Cuban Black Beans

Black beans are very popular in Cuba. No wonder, as the black bean originated in Central America, where it is thought to have been first cultivated 7000 years ago.

In this article I will provide two recipes for Cuban black beans: a simple one and a more elaborate one.

Simple Recipe For Cuban Black Beans

This simple recipe is wonderful for just enjoying the amazing flavour of the black beans. Black beans have such a strong flavour that they work well with little additions; just a few extra flavours to add richness, lightness and balance.


500g (1 pound) black beans

1 tsp baking soda

1 tb olive oil

1 medium onion

4 medium cloves garlic

2 tsp salt

A bunch of leaf coriander (cilantro)

First, prepare your beans overnight. Pour enough water over them to cover amply – remember they will absorb a lot – and add a teaspoon of baking soda. Mix briefly, and leave to soak for at least 8 hours. (See also: How To Cook Black Beans)

Mince or chop finely the garlic and leaf coriander. Chop the onion well, and add to a saucepan with the olive oil and garlic. Fry until the onion has gone translucent, ~5 minutes.

Now drain the black beans and add them to the pot with the salt and leaf coriander. Add enough water to cover everything by a little margin. Cook until the beans are soft, and you have a stewlike consistency.

Serve, perhaps with a little soy cream on top. Or else you could blend it for a more souplike consistency, or ladle over mounds of rice. Yum!

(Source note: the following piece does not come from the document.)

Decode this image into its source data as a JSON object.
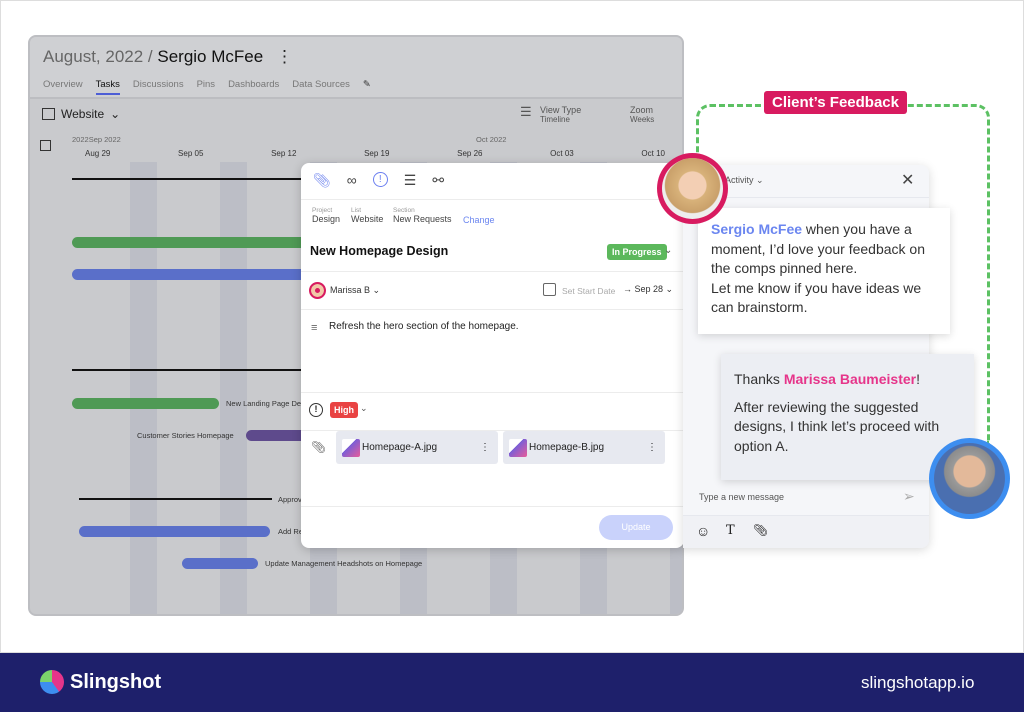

Elaborate Recipe For Cuban Black Beans


2 green bell peppers

500g (1 pound) of black beans

1 tsp baking soda

6 cloves of garlic

100ml (1/2 cup) of olive oil

1 medium onion

4 tsp salt

1/2 tsp black pepper

1/2 tsp oregano

1/2 tsp cumin

1 bay leaf

1 tbsp brown sugar

2 tbsp white wine

2 tbsp wine vinegar


First, prepare the black beans overnight. This means adding ample water and the 1 tsp baking soda, stirring, and leaving them to soak for at least 8 hours.

Now cut one bell pepper into squares and crush or finely chop 3 cloves of garlic. Add this to a pot with the drained black beans and the bay leaf. Cook until the beans are soft.

Meanwhile, put the oil into a pan and add the remaining bell pepper (chopped) and garlic (finely chopped or crushed), plus the onion (chopped). Fry these until tender. This is called the “sofrito”.

Remove 1 cup (200ml) of your beans from your pot (don’t throw away the cooking water!) and add it to the sofrito. Mash this all well, then put the mashed mixture back into the pot with the beans.

Add all the seasonings: sugar, wine, vinegar, oregano, pepper, cumin, salt.

Boil for 15 minutes to blend the flavours. If the mixture is very watery, boil it uncovered and continue to boil until it has reduced.

Before serving, remove the bay leaf and add the olive oil. Stir. Serve with white rice.

As a variant, consider adding chunks of firm smoked tofu. This is a healthier alternative to the cholestrol laden bacon and ham sometimes added to this dish. The dish is flavourful enough as it is, so the addition of either tofu or meat is not exactly necessary, but a bit of smoked tofu can add some welcome “smoky” flavour and bite.